The sixth season finale of LMS drew 6.06 million viewers and a respectable 1.1 rating in its March 31 broadcast, good enough to make it the most-watched primetime program that night in a tie with CBS’ Blue Bloods.
In fact, the entire sixth season averaged 6.41 million viewers, down just five percent from its previous season, a rare feat for a show at this point in its run. When considering Last Man‘s Friday night time slot, that’s a downright miracle, considering Friday night is where broadcast network shows typically go to die a more prolonged death.
For comparison, in its second season, Dr. Ken drew an average 4.41 million viewers, down a steep 16.3 percent from its first season. The Real O’Neals fared even worse in its sophomore season, drawing an average of 3.07 million viewers, a drop of 22 percent. Those cancellations were obviously no-brainers.

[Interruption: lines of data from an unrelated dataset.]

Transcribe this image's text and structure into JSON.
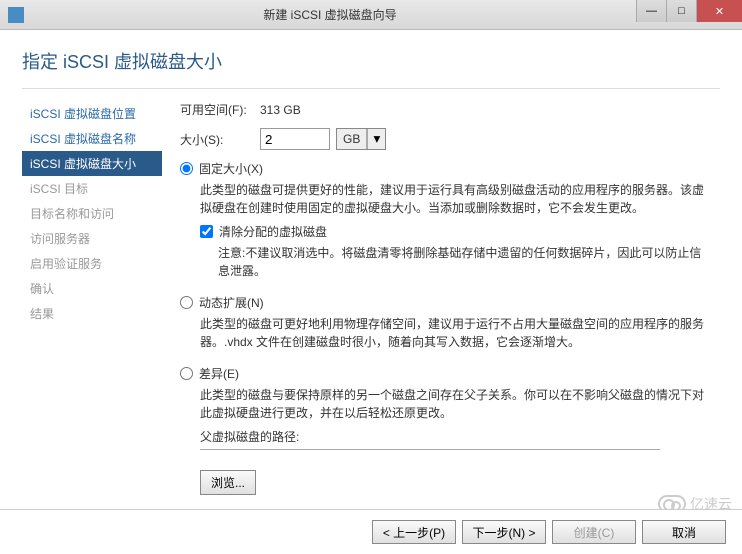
{
  "window": {
    "title": "新建 iSCSI 虚拟磁盘向导"
  },
  "header": {
    "title": "指定 iSCSI 虚拟磁盘大小"
  },
  "sidebar": {
    "items": [
      {
        "label": "iSCSI 虚拟磁盘位置",
        "state": "done"
      },
      {
        "label": "iSCSI 虚拟磁盘名称",
        "state": "done"
      },
      {
        "label": "iSCSI 虚拟磁盘大小",
        "state": "active"
      },
      {
        "label": "iSCSI 目标",
        "state": "disabled"
      },
      {
        "label": "目标名称和访问",
        "state": "disabled"
      },
      {
        "label": "访问服务器",
        "state": "disabled"
      },
      {
        "label": "启用验证服务",
        "state": "disabled"
      },
      {
        "label": "确认",
        "state": "disabled"
      },
      {
        "label": "结果",
        "state": "disabled"
      }
    ]
  },
  "main": {
    "free_space_label": "可用空间(F):",
    "free_space_value": "313 GB",
    "size_label": "大小(S):",
    "size_value": "2",
    "size_unit": "GB",
    "fixed": {
      "label": "固定大小(X)",
      "desc": "此类型的磁盘可提供更好的性能，建议用于运行具有高级别磁盘活动的应用程序的服务器。该虚拟硬盘在创建时使用固定的虚拟硬盘大小。当添加或删除数据时，它不会发生更改。",
      "clear_label": "清除分配的虚拟磁盘",
      "clear_desc": "注意:不建议取消选中。将磁盘清零将删除基础存储中遗留的任何数据碎片，因此可以防止信息泄露。"
    },
    "dynamic": {
      "label": "动态扩展(N)",
      "desc": "此类型的磁盘可更好地利用物理存储空间，建议用于运行不占用大量磁盘空间的应用程序的服务器。.vhdx 文件在创建磁盘时很小，随着向其写入数据，它会逐渐增大。"
    },
    "diff": {
      "label": "差异(E)",
      "desc": "此类型的磁盘与要保持原样的另一个磁盘之间存在父子关系。你可以在不影响父磁盘的情况下对此虚拟硬盘进行更改，并在以后轻松还原更改。",
      "parent_path_label": "父虚拟磁盘的路径:",
      "browse_label": "浏览..."
    }
  },
  "footer": {
    "prev": "< 上一步(P)",
    "next": "下一步(N) >",
    "create": "创建(C)",
    "cancel": "取消"
  },
  "watermark": "亿速云"
}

Which then begs the question….
3. Why did ABC bring back the perpetually low-rated Quantico when it draws one-third of Last Man Standing‘s viewership?

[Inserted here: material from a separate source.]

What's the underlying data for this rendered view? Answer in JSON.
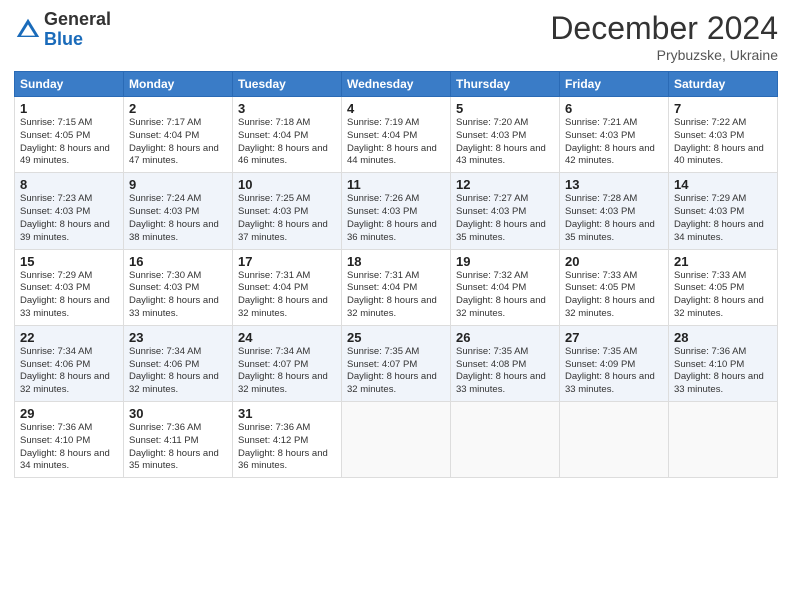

If you haven’t seen the network’s government spy thriller Quantico, you’re hardly alone. The show’s second season averaged just 2.8 million viewers per episode, down a whopping 35.7 percent in viewership from its first season and an absolutely astonishing 45 percent in the key demo.
So what to do when faced with these embarrassingly awful figures?
Dungey confirmed Tuesday that ABC was bringing back Quantico for a third season, albeit with a smaller initial order of episodes.
We’re “optimistic and excited about it,” Dungey said. She said the smaller episode order would allow the network to “see how it performs for us.”
4. Why would ABC move one of its highly-anticipated flagship series, Marvel’s Inhumans, to Friday night, traditionally a wasteland for unwanted shows?
Dungey said on the call that the network wants to make Friday night a “destination” for sci-fi and fantasy fans.
To achieve that, ABC set its long-running fairy-tale series Once Upon a Time at 8 p.m. Friday, followed by Marvel’s Inhumans, a superhero spin-off, and then once Inhumans finishes its run, the network will run Agents of S.H.I.E.L.D. in its place.
Here’s the question: Inhumans is set to air its first two episodes in IMAX theaters for two weeks ahead of the show’s launch on TV. It’s ostensibly a high-profile show for the network, and undoubtedly costs a ton of money to produce. Why would the network move this show to the 9 p.m. hour on Friday when it is traditionally the least-watched time on television? And it isn’t just me who has asked this question: “Did ABC Already Doom Marvel’s Inhumans With Its Timeslot?” wondered CinemaBlend’s Mick Joest on Tuesday. Maybe the network just doesn’t believe it’s going to be very good.
The move to Friday does make at least a little bit of sense for Once Upon a Time; after a stellar first four seasons and a modest drop in Season 5 (and after the departure of most of its core cast members), the sixth season of the fantasy drama averaged just 3.2 million viewers and a 0.94 in the key demo, down 28.3 percent and 31.6 percent, respectively.
Then again, the network just renewed Once for a total reboot in its seventh season. Why would ABC move its premiere family show from its comfortable Sunday night family slot to be a lead-in for Inhumans? Instead, Sunday nights will begin with America’s Funniest Home Videos, then move to To Tell the Truth, then reality show Shark Tank, and then new Kyra Sedgwick drama Ten Days in the Valley. Which seems an odd sort of lineup for a traditional family TV night.
5. Is there any other show in history that has not only retained its audience but has beaten most other comedies of its type that has been cancelled as abruptly? Ever?
Tim Allen broke his silence Tuesday to say he was “stunned and blindsided” by ABC’s decision. He likely joins many of the fans of his show (at least 138,000), who now feel as if the only family entertainment they could enjoy has been taken off the air, for reasons that can’t possibly boil down to ratings and scheduling.
A representative for ABC did not immediately respond to a request for comment, but the article will be updated if we hear from them.
Follow Daniel Nussbaum on Twitter: @dznussbaum